THE number of empty shops in Chester has risen slightly in the past three years, new figures have revealed.
Figures released by Cheshire West and Chester Council (CWaC) show that in January, 2012 the figure was 12.15 per cent and by January 2014 that had risen to 12.95 per cent.
But the council and traders say that the 12.95 per cent figure is artificially high because of outlets being deliberately left empty in the Grosvenor Shopping Centre and the Forum Shopping Centre, to allow landlords to make changes to some of the shops.
Chester MP Stephen Mosley, said this is good news to where the city was in 2007.
He said: “Retail is a big part of the Chester economy and it is why we have been seeing unemployment in Chester dropping recently.
“Shops are opening and closing a lot in Chester and there will always be a turnover. What we have to look at is how quickly they are being occupied. In 2009 there were six out of 10 shops empty on Bridge Street and we forget what it was like. It is a lot more vibrant now.
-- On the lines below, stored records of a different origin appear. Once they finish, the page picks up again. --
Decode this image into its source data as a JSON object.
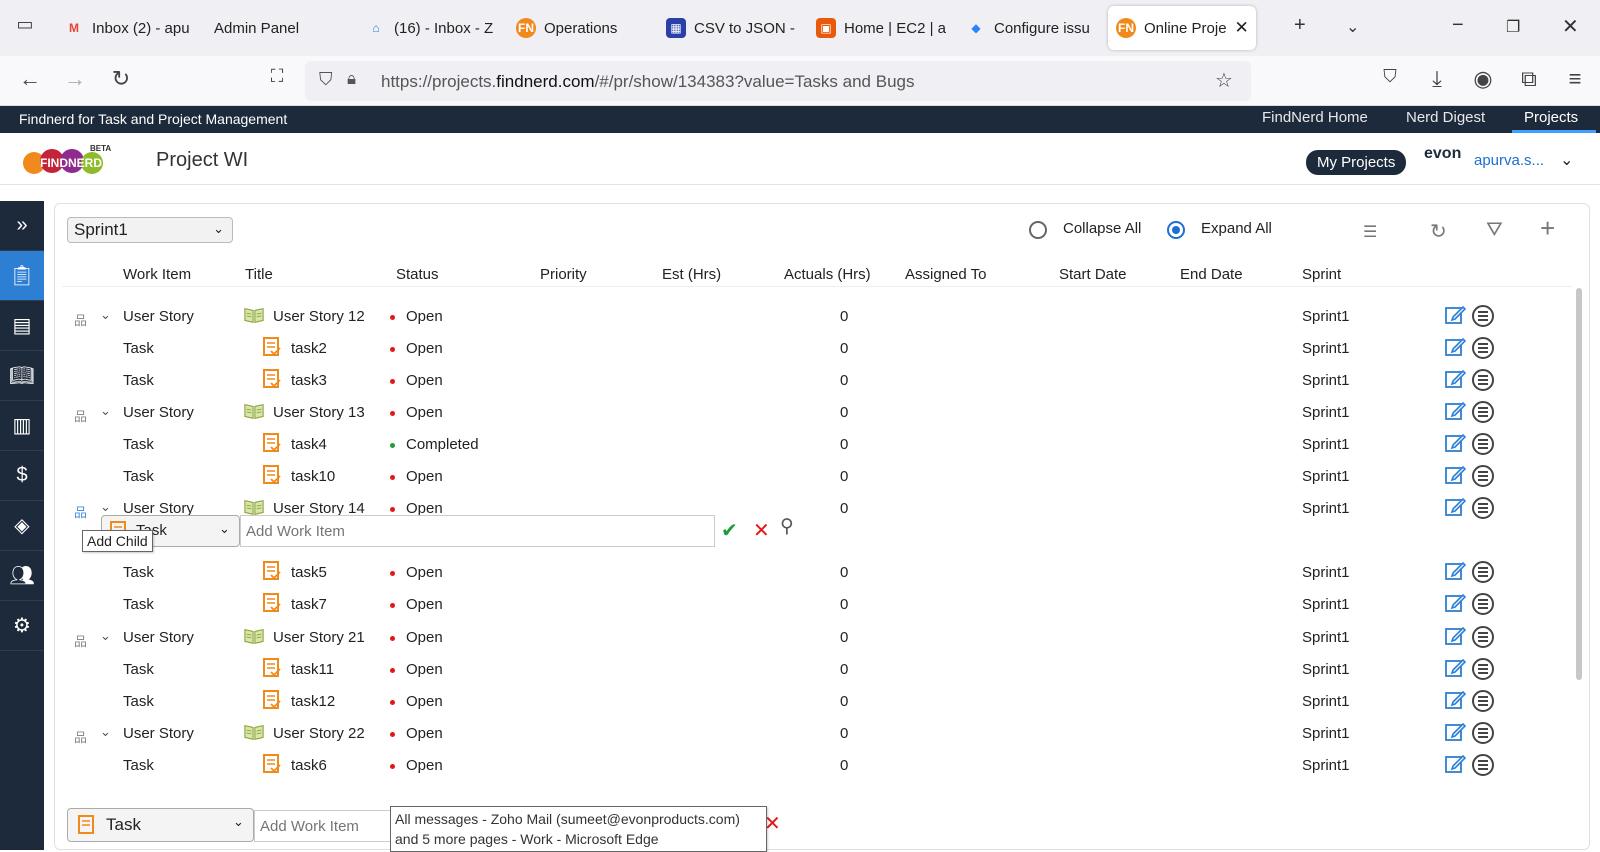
{
  "browser": {
    "tabs": [
      {
        "label": "Inbox (2) - apu",
        "icon": "gmail-icon"
      },
      {
        "label": "Admin Panel",
        "icon": "none"
      },
      {
        "label": "(16) - Inbox - Z",
        "icon": "zoho-icon"
      },
      {
        "label": "Operations",
        "icon": "fn-icon"
      },
      {
        "label": "CSV to JSON -",
        "icon": "csv-icon"
      },
      {
        "label": "Home | EC2 | a",
        "icon": "aws-icon"
      },
      {
        "label": "Configure issu",
        "icon": "jira-icon"
      },
      {
        "label": "Online Proje",
        "icon": "fn-icon",
        "active": true
      }
    ],
    "url_prefix": "https://projects.",
    "url_domain": "findnerd.com",
    "url_suffix": "/#/pr/show/134383?value=Tasks and Bugs"
  },
  "app": {
    "title": "Findnerd for Task and Project Management",
    "nav": [
      "FindNerd Home",
      "Nerd Digest",
      "Projects"
    ],
    "logo_text": "FINDNERD",
    "logo_badge": "BETA",
    "project_title": "Project WI",
    "my_projects": "My Projects",
    "brand": "evon",
    "username": "apurva.s..."
  },
  "toolbar": {
    "sprint": "Sprint1",
    "collapse_all": "Collapse All",
    "expand_all": "Expand All",
    "view_mode": "Expand All"
  },
  "columns": [
    "Work Item",
    "Title",
    "Status",
    "Priority",
    "Est (Hrs)",
    "Actuals (Hrs)",
    "Assigned To",
    "Start Date",
    "End Date",
    "Sprint"
  ],
  "rows": [
    {
      "type": "User Story",
      "title": "User Story 12",
      "status": "Open",
      "actuals": "0",
      "sprint": "Sprint1"
    },
    {
      "type": "Task",
      "title": "task2",
      "status": "Open",
      "actuals": "0",
      "sprint": "Sprint1"
    },
    {
      "type": "Task",
      "title": "task3",
      "status": "Open",
      "actuals": "0",
      "sprint": "Sprint1"
    },
    {
      "type": "User Story",
      "title": "User Story 13",
      "status": "Open",
      "actuals": "0",
      "sprint": "Sprint1"
    },
    {
      "type": "Task",
      "title": "task4",
      "status": "Completed",
      "actuals": "0",
      "sprint": "Sprint1"
    },
    {
      "type": "Task",
      "title": "task10",
      "status": "Open",
      "actuals": "0",
      "sprint": "Sprint1"
    },
    {
      "type": "User Story",
      "title": "User Story 14",
      "status": "Open",
      "actuals": "0",
      "sprint": "Sprint1"
    },
    {
      "type": "Task",
      "title": "task5",
      "status": "Open",
      "actuals": "0",
      "sprint": "Sprint1"
    },
    {
      "type": "Task",
      "title": "task7",
      "status": "Open",
      "actuals": "0",
      "sprint": "Sprint1"
    },
    {
      "type": "User Story",
      "title": "User Story 21",
      "status": "Open",
      "actuals": "0",
      "sprint": "Sprint1"
    },
    {
      "type": "Task",
      "title": "task11",
      "status": "Open",
      "actuals": "0",
      "sprint": "Sprint1"
    },
    {
      "type": "Task",
      "title": "task12",
      "status": "Open",
      "actuals": "0",
      "sprint": "Sprint1"
    },
    {
      "type": "User Story",
      "title": "User Story 22",
      "status": "Open",
      "actuals": "0",
      "sprint": "Sprint1"
    },
    {
      "type": "Task",
      "title": "task6",
      "status": "Open",
      "actuals": "0",
      "sprint": "Sprint1"
    }
  ],
  "inline_add": {
    "type_value": "Task",
    "placeholder": "Add Work Item",
    "tooltip": "Add Child"
  },
  "bottom_add": {
    "type_value": "Task",
    "placeholder": "Add Work Item"
  },
  "os_tooltip": {
    "line1": "All messages - Zoho Mail (sumeet@evonproducts.com)",
    "line2": "and 5 more pages - Work - Microsoft Edge"
  },
  "colors": {
    "status_open": "#e01818",
    "status_completed": "#1f9d3a",
    "sidebar_bg": "#1d2a3b",
    "accent": "#2d7fd3"
  }
}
“People tend to look at an isolated area like The Forum. The landlords there want to refurbish so they are only offering short term leases while the long term leases run out which is why there are so many empty shops there.
“If you look at CWaC figures in 2007 there were 45 shops empty, in 2010 it was 16 and now they only have two available.
“I’m not saying there isn’t a problem at all but if you are constantly doing the city down then it doesn’t help.
“The most important thing is to get the economy going. We are now seeing economic growth with more people having more money in their pockets which they spend on the high street.”
However, regional figures show that the number of empty shops in Chester is still well below the rest of the North West which has an average vacancy rate of 17.3 per cent – the worst region in the UK.
Alex Sharp, chairman of the Watergate Street Traders Association, the unofficial independant quarter of the city, said the CH1 Chester BID (business improvement district), which is designed to bring investment into the city from private businesses, will help improve confidence into the city.
He said: “We have actually had a positive result this quarter with a 0.4 per cent reduction on last quarter which means more units have been taken.
“Also the figures are being slightly skewed due to the Grosvenor Shopping Centre and the Forum, both of which are going through changes at the moment.
“I am confident the CH1 Chester BID will continue to drive confidence that Chester is the right choice to locate, relocate or expand and we will actively support any business looking to do any of those in Chester.”
Mr Sharp added that although things seemed to be improving, there are a number of things which the council could do which would improve things.
He added: “Comparatively small steps to tackle deep-rooted issues such as parking, accessibility and rising business costs could make a huge difference to the health of our city centre
“When you compare the low overheads of e-commerce with the long rents and crippling rates on the high street, it’s easy to see why vacancies have gone up.
“But the appetite to go out to the shops with friends is still there, so in many ways retailers retreating to the relative safety of online are missing a trick.
“Retailers and landlords need to work together to find a modern solution to our shopping needs. One that accepts the need for convenience combined with demand for a physical retail destination.”
But independent retailer Russell Townson, who ran the recently defunct Chester Whiskey Shop, said they had been forced to shut in December because people were not prepared to pay for luxury products.
He said: “We were forced to shut because of overheads and a drop in footfall. People are very wary about where they spend their money. We are a luxury product so I understand that. I can only go so far within my margins but I do know that as it stands I haven’t made a profit.
“There was a bakers on this street which shut two years ago after about 100 years in trading, and a butchers too. It is such a shame that the council’s focus is totally wrong. They focus too much on getting tourists here to see the heritage.
“Doing that is understandable but people come to Chester for a unique shopping experience which is what the independents provide.
“The council needs to realise that the attraction of Chester is not only the heritage but the independent businesses, not the big retail shops. You don’t go somewhere to go to the same shops you have at home.”
Council spokesman Shirley Wingfield said the council had a number of projects in the pipeline to increase footfall. She said: “As we are all aware there are important plans in place in Chester to increase the footfall to the city.
“For example the theatre, the business quarter and the Northgate scheme which are all included in the one city plan.
“Chester businesses are also proposing a business improvement district which aims to reinvigorate the city centre. We are all working hard to build for Chester’s future.”
See full story in the Chester Leader